┌──

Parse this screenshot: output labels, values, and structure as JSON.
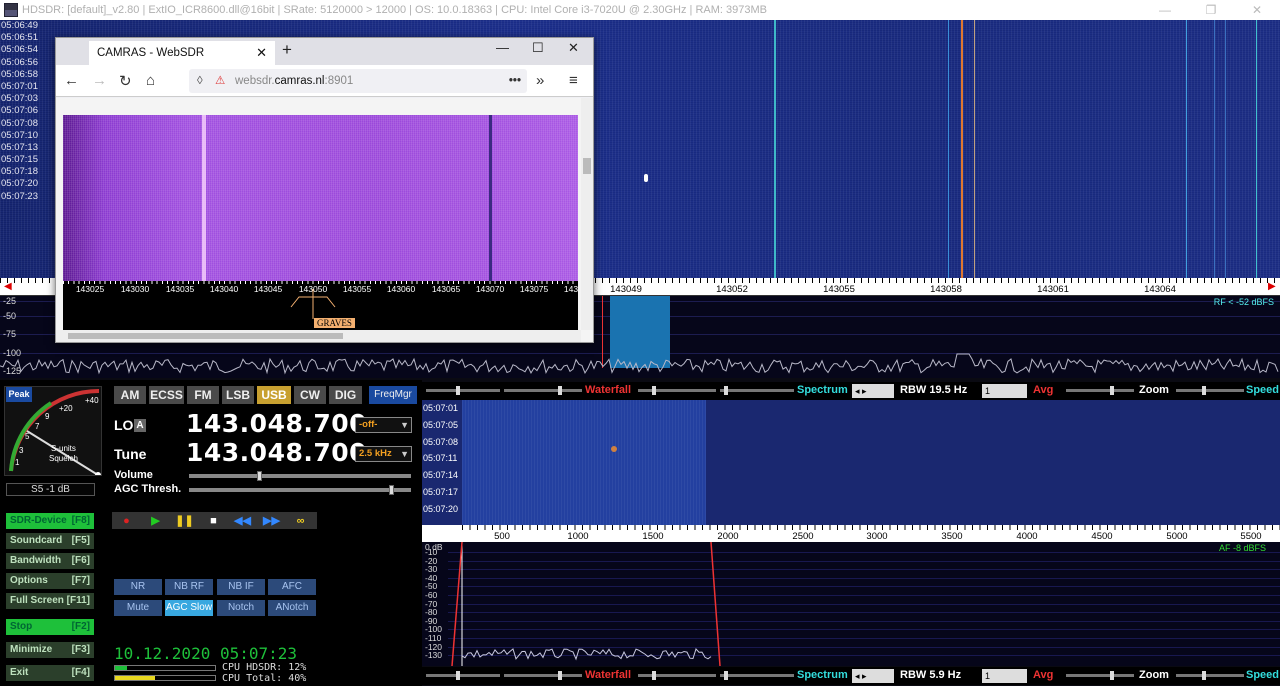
{
  "titlebar": {
    "title": "HDSDR: [default]_v2.80  |  ExtIO_ICR8600.dll@16bit  |  SRate: 5120000 > 12000  |  OS: 10.0.18363  |  CPU: Intel Core i3-7020U @ 2.30GHz  |  RAM: 3973MB",
    "restore_icon": "restore-icon",
    "close_icon": "close-icon"
  },
  "main_waterfall": {
    "times": [
      "05:06:49",
      "05:06:51",
      "05:06:54",
      "05:06:56",
      "05:06:58",
      "05:07:01",
      "05:07:03",
      "05:07:06",
      "05:07:08",
      "05:07:10",
      "05:07:13",
      "05:07:15",
      "05:07:18",
      "05:07:20",
      "05:07:23"
    ]
  },
  "main_scale": {
    "labels": [
      "143049",
      "143052",
      "143055",
      "143058",
      "143061",
      "143064"
    ]
  },
  "main_spectrum": {
    "db_labels": [
      "-25",
      "-50",
      "-75",
      "-100",
      "-125"
    ],
    "rf_level": "RF < -52 dBFS"
  },
  "meter": {
    "peak_label": "Peak",
    "scale_labels": [
      "+40",
      "+20",
      "9",
      "7",
      "5",
      "3",
      "1"
    ],
    "units": "S-units",
    "squelch": "Squelch",
    "value": "S5 -1 dB"
  },
  "modes": [
    "AM",
    "ECSS",
    "FM",
    "LSB",
    "USB",
    "CW",
    "DIG"
  ],
  "active_mode": "USB",
  "freqmgr": "FreqMgr",
  "lo": {
    "label": "LO",
    "a_label": "A",
    "value": "143.048.700",
    "dropdown": "-off-"
  },
  "tune": {
    "label": "Tune",
    "value": "143.048.700",
    "dropdown": "2.5 kHz"
  },
  "volume_label": "Volume",
  "agc_label": "AGC Thresh.",
  "side_buttons": [
    {
      "label": "SDR-Device",
      "key": "[F8]"
    },
    {
      "label": "Soundcard",
      "key": "[F5]"
    },
    {
      "label": "Bandwidth",
      "key": "[F6]"
    },
    {
      "label": "Options",
      "key": "[F7]"
    },
    {
      "label": "Full Screen",
      "key": "[F11]"
    },
    {
      "label": "Stop",
      "key": "[F2]"
    },
    {
      "label": "Minimize",
      "key": "[F3]"
    },
    {
      "label": "Exit",
      "key": "[F4]"
    }
  ],
  "dsp": {
    "nr": "NR",
    "nbrf": "NB RF",
    "nbif": "NB IF",
    "afc": "AFC",
    "mute": "Mute",
    "agc": "AGC Slow",
    "notch": "Notch",
    "anotch": "ANotch"
  },
  "status": {
    "clock": "10.12.2020 05:07:23",
    "cpu_hdsdr": "CPU HDSDR: 12%",
    "cpu_total": "CPU Total: 40%",
    "cpu_hdsdr_fraction": 0.12,
    "cpu_total_fraction": 0.4
  },
  "strip_top": {
    "waterfall": "Waterfall",
    "spectrum": "Spectrum",
    "rbw": "RBW 19.5 Hz",
    "avg_value": "1",
    "avg": "Avg",
    "zoom": "Zoom",
    "speed": "Speed"
  },
  "strip_bottom": {
    "waterfall": "Waterfall",
    "spectrum": "Spectrum",
    "rbw": "RBW  5.9 Hz",
    "avg_value": "1",
    "avg": "Avg",
    "zoom": "Zoom",
    "speed": "Speed"
  },
  "audio_waterfall": {
    "times": [
      "05:07:01",
      "05:07:05",
      "05:07:08",
      "05:07:11",
      "05:07:14",
      "05:07:17",
      "05:07:20"
    ]
  },
  "audio_scale": {
    "labels": [
      "500",
      "1000",
      "1500",
      "2000",
      "2500",
      "3000",
      "3500",
      "4000",
      "4500",
      "5000",
      "5500"
    ]
  },
  "audio_spectrum": {
    "top_label": "0 dB",
    "db_labels": [
      "-10",
      "-20",
      "-30",
      "-40",
      "-50",
      "-60",
      "-70",
      "-80",
      "-90",
      "-100",
      "-110",
      "-120",
      "-130"
    ],
    "af_level": "AF -8 dBFS"
  },
  "browser": {
    "tab_title": "CAMRAS - WebSDR",
    "url_prefix": "websdr.",
    "url_host": "camras.nl",
    "url_suffix": ":8901",
    "scale_labels": [
      "143025",
      "143030",
      "143035",
      "143040",
      "143045",
      "143050",
      "143055",
      "143060",
      "143065",
      "143070",
      "143075",
      "143"
    ],
    "graves": "GRAVES"
  }
}
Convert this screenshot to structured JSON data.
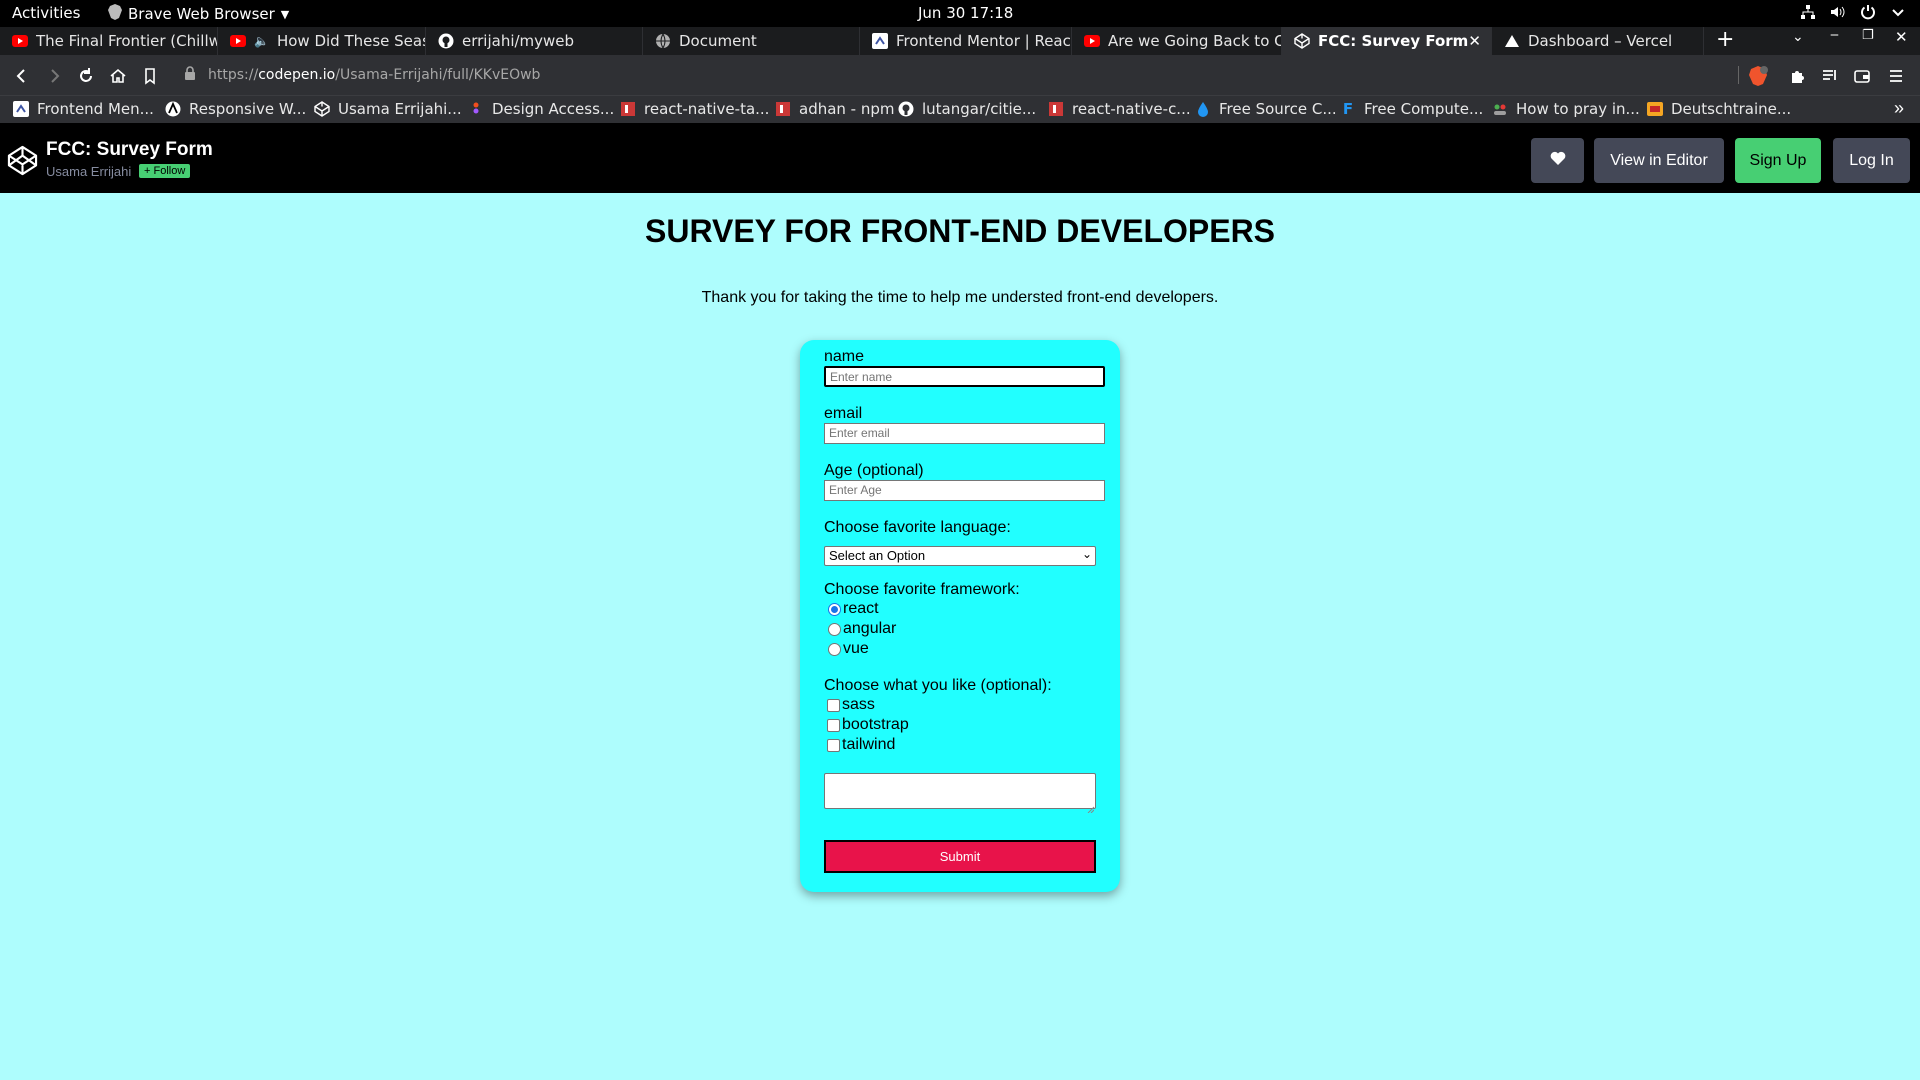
{
  "system_bar": {
    "activities": "Activities",
    "app_name": "Brave Web Browser",
    "clock": "Jun 30  17:18"
  },
  "tabs": [
    {
      "title": "The Final Frontier (Chillwa",
      "icon": "youtube-icon"
    },
    {
      "title": "How Did These Seashel",
      "icon": "youtube-icon"
    },
    {
      "title": "errijahi/myweb",
      "icon": "github-icon"
    },
    {
      "title": "Document",
      "icon": "globe-icon"
    },
    {
      "title": "Frontend Mentor | React c",
      "icon": "frontend-mentor-icon"
    },
    {
      "title": "Are we Going Back to Chin",
      "icon": "youtube-icon"
    },
    {
      "title": "FCC: Survey Form",
      "icon": "codepen-icon",
      "active": true
    },
    {
      "title": "Dashboard – Vercel",
      "icon": "vercel-icon"
    }
  ],
  "address_bar": {
    "url_prefix": "https://",
    "url_domain": "codepen.io",
    "url_path": "/Usama-Errijahi/full/KKvEOwb"
  },
  "bookmarks": [
    {
      "label": "Frontend Men...",
      "icon": "frontend-mentor-icon"
    },
    {
      "label": "Responsive W...",
      "icon": "astro-icon"
    },
    {
      "label": "Usama Errijahi...",
      "icon": "codepen-icon"
    },
    {
      "label": "Design Access...",
      "icon": "figma-icon"
    },
    {
      "label": "react-native-ta...",
      "icon": "npm-icon"
    },
    {
      "label": "adhan - npm",
      "icon": "npm-icon"
    },
    {
      "label": "lutangar/citie...",
      "icon": "github-icon"
    },
    {
      "label": "react-native-c...",
      "icon": "npm-icon"
    },
    {
      "label": "Free Source C...",
      "icon": "drop-icon"
    },
    {
      "label": "Free Compute...",
      "icon": "f-icon"
    },
    {
      "label": "How to pray in...",
      "icon": "people-icon"
    },
    {
      "label": "Deutschtraine...",
      "icon": "deutsch-icon"
    }
  ],
  "codepen": {
    "pen_title": "FCC: Survey Form",
    "author": "Usama Errijahi",
    "follow": "+ Follow",
    "view_in_editor": "View in Editor",
    "sign_up": "Sign Up",
    "log_in": "Log In"
  },
  "survey": {
    "title": "SURVEY FOR FRONT-END DEVELOPERS",
    "description": "Thank you for taking the time to help me understed front-end developers.",
    "name_label": "name",
    "name_placeholder": "Enter name",
    "email_label": "email",
    "email_placeholder": "Enter email",
    "age_label": "Age (optional)",
    "age_placeholder": "Enter Age",
    "language_label": "Choose favorite language:",
    "language_selected": "Select an Option",
    "framework_label": "Choose favorite framework:",
    "frameworks": [
      {
        "label": "react",
        "checked": true
      },
      {
        "label": "angular",
        "checked": false
      },
      {
        "label": "vue",
        "checked": false
      }
    ],
    "likes_label": "Choose what you like (optional):",
    "likes": [
      {
        "label": "sass",
        "checked": false
      },
      {
        "label": "bootstrap",
        "checked": false
      },
      {
        "label": "tailwind",
        "checked": false
      }
    ],
    "submit": "Submit"
  },
  "colors": {
    "page_background": "#aefdfd",
    "form_background": "#21ffff",
    "submit_background": "#e8134a",
    "codepen_green": "#47cf73"
  }
}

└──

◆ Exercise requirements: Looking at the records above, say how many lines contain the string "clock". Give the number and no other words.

◆ Result for this task: 2